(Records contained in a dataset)

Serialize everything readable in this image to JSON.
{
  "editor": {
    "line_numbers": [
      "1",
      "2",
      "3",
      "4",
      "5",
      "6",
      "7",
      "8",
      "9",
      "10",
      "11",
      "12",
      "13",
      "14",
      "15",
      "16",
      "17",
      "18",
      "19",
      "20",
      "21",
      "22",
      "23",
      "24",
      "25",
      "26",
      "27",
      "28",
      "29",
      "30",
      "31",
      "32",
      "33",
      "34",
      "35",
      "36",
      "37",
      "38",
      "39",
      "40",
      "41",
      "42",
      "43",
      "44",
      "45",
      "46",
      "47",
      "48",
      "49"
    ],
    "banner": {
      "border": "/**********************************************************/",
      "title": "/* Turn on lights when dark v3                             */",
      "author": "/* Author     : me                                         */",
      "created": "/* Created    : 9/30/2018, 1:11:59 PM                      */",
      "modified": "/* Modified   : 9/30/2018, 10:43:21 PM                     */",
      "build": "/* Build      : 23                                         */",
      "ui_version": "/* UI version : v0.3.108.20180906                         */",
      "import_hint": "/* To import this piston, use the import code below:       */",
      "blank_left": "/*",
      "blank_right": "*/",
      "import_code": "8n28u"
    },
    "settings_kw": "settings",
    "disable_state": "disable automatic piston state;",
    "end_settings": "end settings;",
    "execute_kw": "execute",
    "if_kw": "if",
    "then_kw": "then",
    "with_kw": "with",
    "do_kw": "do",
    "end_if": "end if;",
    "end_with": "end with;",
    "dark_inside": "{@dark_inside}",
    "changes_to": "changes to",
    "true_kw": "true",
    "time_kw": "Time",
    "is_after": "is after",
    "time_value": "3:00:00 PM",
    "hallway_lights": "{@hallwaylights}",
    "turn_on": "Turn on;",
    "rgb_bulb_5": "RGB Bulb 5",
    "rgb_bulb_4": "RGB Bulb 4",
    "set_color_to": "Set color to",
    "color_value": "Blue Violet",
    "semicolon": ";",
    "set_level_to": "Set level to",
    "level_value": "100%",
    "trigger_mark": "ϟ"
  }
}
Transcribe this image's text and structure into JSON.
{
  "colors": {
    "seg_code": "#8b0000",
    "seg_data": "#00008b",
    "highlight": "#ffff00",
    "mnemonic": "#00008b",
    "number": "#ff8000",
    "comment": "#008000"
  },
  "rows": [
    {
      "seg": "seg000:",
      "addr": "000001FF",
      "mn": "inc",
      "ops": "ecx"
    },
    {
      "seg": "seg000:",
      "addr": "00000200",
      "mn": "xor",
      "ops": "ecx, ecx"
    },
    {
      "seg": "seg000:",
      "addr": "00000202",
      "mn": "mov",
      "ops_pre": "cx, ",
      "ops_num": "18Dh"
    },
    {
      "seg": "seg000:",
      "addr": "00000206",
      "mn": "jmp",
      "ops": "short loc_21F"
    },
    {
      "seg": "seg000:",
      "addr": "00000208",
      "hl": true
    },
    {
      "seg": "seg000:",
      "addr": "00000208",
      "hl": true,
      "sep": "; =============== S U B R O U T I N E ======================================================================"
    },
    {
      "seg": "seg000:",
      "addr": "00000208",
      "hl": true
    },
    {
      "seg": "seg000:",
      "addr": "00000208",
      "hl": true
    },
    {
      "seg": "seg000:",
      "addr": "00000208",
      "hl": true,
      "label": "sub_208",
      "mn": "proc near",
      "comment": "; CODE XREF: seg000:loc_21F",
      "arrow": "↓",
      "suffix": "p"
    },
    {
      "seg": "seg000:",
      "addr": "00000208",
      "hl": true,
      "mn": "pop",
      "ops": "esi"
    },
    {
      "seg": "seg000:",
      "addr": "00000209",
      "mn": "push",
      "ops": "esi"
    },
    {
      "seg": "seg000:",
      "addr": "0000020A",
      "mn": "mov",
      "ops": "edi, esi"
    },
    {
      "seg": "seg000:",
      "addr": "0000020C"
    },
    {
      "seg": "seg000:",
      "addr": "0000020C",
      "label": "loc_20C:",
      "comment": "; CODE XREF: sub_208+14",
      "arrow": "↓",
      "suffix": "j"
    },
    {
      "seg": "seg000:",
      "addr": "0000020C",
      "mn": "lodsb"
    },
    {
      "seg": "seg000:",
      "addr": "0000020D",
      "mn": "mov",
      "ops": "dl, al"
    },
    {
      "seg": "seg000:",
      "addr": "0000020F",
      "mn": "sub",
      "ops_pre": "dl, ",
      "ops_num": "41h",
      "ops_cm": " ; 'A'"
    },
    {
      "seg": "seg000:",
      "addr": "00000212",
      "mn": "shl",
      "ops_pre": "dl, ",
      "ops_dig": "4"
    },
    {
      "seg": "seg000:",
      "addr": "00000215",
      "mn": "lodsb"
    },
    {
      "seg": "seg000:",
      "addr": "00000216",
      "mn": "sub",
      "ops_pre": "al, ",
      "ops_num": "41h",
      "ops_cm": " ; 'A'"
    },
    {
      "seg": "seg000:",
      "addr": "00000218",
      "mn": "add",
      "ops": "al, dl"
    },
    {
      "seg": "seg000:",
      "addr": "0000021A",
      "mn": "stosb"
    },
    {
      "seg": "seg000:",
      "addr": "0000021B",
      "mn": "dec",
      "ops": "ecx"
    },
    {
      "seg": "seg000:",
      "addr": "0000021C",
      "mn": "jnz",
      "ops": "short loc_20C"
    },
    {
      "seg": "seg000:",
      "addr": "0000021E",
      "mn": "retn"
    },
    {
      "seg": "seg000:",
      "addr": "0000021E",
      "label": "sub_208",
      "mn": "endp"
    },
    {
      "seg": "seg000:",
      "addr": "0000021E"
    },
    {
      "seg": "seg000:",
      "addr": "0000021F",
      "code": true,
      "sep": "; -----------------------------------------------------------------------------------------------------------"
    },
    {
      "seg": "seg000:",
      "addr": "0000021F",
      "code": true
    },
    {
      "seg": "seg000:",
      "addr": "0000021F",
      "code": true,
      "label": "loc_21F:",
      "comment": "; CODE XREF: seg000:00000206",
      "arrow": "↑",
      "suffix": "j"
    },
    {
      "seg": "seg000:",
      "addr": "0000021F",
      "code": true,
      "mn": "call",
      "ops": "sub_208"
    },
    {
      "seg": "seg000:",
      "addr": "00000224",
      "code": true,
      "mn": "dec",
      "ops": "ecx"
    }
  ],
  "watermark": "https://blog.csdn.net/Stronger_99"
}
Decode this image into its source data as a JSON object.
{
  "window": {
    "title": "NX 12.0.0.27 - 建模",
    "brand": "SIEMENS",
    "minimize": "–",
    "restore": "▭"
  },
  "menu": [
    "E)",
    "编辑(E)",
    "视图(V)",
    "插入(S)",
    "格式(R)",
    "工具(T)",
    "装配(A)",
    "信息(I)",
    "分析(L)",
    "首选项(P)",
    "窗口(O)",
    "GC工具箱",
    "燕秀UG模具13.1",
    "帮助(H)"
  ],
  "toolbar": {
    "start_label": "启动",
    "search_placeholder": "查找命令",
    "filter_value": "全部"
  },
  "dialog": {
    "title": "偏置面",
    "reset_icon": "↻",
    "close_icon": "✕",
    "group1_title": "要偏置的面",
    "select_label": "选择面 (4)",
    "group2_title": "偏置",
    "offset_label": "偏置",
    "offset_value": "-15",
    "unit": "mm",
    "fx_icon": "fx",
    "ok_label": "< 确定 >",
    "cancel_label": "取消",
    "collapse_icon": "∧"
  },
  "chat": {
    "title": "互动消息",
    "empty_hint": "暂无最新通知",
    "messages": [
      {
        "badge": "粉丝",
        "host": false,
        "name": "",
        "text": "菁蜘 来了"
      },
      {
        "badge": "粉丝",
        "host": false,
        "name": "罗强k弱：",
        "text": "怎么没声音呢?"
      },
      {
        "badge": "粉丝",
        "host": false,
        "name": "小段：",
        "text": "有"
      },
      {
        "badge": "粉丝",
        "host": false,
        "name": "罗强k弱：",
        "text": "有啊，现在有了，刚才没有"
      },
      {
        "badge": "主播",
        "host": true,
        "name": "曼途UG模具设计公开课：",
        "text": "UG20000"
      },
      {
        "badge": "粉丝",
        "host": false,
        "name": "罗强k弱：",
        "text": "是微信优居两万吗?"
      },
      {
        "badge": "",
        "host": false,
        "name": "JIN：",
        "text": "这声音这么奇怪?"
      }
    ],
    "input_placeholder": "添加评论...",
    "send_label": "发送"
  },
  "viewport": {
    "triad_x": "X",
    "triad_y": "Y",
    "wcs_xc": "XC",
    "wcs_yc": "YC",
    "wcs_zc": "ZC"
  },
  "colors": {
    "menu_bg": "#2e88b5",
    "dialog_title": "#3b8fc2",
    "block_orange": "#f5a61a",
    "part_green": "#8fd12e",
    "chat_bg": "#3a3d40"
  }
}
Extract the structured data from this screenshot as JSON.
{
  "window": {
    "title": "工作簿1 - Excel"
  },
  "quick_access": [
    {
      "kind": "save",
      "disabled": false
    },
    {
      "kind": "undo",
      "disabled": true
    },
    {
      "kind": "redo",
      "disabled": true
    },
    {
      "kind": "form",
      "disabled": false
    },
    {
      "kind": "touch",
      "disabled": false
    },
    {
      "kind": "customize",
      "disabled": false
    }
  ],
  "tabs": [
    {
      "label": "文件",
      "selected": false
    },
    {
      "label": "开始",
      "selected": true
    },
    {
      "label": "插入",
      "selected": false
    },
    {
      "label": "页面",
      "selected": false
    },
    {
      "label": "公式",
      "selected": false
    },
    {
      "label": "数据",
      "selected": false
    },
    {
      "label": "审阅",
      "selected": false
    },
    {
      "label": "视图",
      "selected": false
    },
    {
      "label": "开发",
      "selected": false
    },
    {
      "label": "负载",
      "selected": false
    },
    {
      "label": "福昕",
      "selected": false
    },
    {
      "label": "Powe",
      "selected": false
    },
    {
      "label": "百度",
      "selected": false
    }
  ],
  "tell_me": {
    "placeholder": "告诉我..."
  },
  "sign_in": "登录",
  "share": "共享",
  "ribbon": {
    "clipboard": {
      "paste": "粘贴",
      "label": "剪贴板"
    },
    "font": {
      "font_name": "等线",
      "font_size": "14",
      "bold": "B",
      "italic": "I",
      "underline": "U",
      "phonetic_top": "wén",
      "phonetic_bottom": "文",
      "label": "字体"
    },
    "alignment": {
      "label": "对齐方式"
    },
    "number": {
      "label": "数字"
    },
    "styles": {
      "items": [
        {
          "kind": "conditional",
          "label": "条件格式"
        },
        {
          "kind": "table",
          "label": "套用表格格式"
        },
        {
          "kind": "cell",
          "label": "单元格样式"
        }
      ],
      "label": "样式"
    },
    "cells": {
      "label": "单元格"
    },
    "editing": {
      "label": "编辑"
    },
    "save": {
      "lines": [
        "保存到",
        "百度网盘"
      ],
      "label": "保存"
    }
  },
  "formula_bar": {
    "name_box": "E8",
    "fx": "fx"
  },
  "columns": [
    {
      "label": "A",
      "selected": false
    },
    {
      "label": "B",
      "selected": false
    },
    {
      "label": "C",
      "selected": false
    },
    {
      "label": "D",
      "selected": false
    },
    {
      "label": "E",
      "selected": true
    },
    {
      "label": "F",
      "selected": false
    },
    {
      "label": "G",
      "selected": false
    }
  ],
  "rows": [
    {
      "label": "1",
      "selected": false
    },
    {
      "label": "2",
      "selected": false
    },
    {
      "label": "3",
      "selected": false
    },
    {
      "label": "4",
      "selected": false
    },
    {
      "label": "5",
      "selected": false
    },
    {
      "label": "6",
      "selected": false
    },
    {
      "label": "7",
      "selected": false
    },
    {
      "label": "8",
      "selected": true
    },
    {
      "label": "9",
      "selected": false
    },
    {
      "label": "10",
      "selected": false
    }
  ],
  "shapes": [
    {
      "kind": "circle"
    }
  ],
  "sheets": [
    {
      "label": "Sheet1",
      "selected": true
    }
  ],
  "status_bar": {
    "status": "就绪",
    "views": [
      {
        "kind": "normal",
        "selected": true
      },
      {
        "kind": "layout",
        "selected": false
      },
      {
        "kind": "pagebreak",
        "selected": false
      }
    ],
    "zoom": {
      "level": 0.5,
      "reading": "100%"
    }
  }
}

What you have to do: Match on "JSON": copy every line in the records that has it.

Response box:
Serialize everything readable in this image to JSON.
Transcribe this image's text and structure into JSON.
Decode this image into its source data as a JSON object.
Extract the structured data from this screenshot as JSON.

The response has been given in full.